> [Exercise description]
Could you repeat the records below exactly, leaving the pictures out?

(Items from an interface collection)

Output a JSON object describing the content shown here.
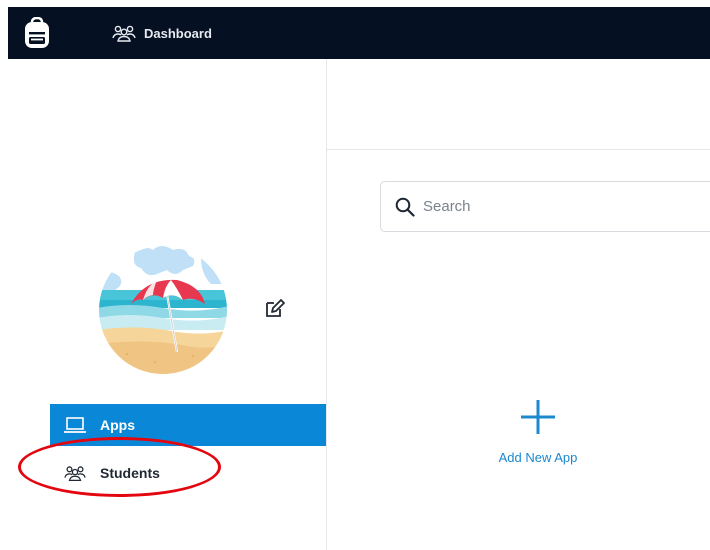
{
  "topbar": {
    "logo_icon": "backpack-icon",
    "nav": {
      "label": "Dashboard",
      "icon": "people-group-icon"
    },
    "background": "#061023"
  },
  "sidebar": {
    "avatar": "beach-umbrella-avatar",
    "edit_icon": "edit-pencil-icon",
    "items": [
      {
        "label": "Apps",
        "icon": "laptop-icon",
        "active": true
      },
      {
        "label": "Students",
        "icon": "people-group-icon",
        "active": false
      }
    ],
    "active_color": "#0b87d8"
  },
  "main": {
    "search": {
      "placeholder": "Search",
      "value": "",
      "icon": "search-icon"
    },
    "add_app": {
      "label": "Add New App",
      "icon": "plus-icon"
    },
    "accent_color": "#1b88cf"
  },
  "annotation": {
    "color": "#e3060f",
    "target": "Students"
  }
}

> [Completed task]
Output a JSON object describing the content shown here.
{
  "topbar": {
    "logo_icon": "backpack-icon",
    "nav": {
      "label": "Dashboard",
      "icon": "people-group-icon"
    },
    "background": "#061023"
  },
  "sidebar": {
    "avatar": "beach-umbrella-avatar",
    "edit_icon": "edit-pencil-icon",
    "items": [
      {
        "label": "Apps",
        "icon": "laptop-icon",
        "active": true
      },
      {
        "label": "Students",
        "icon": "people-group-icon",
        "active": false
      }
    ],
    "active_color": "#0b87d8"
  },
  "main": {
    "search": {
      "placeholder": "Search",
      "value": "",
      "icon": "search-icon"
    },
    "add_app": {
      "label": "Add New App",
      "icon": "plus-icon"
    },
    "accent_color": "#1b88cf"
  },
  "annotation": {
    "color": "#e3060f",
    "target": "Students"
  }
}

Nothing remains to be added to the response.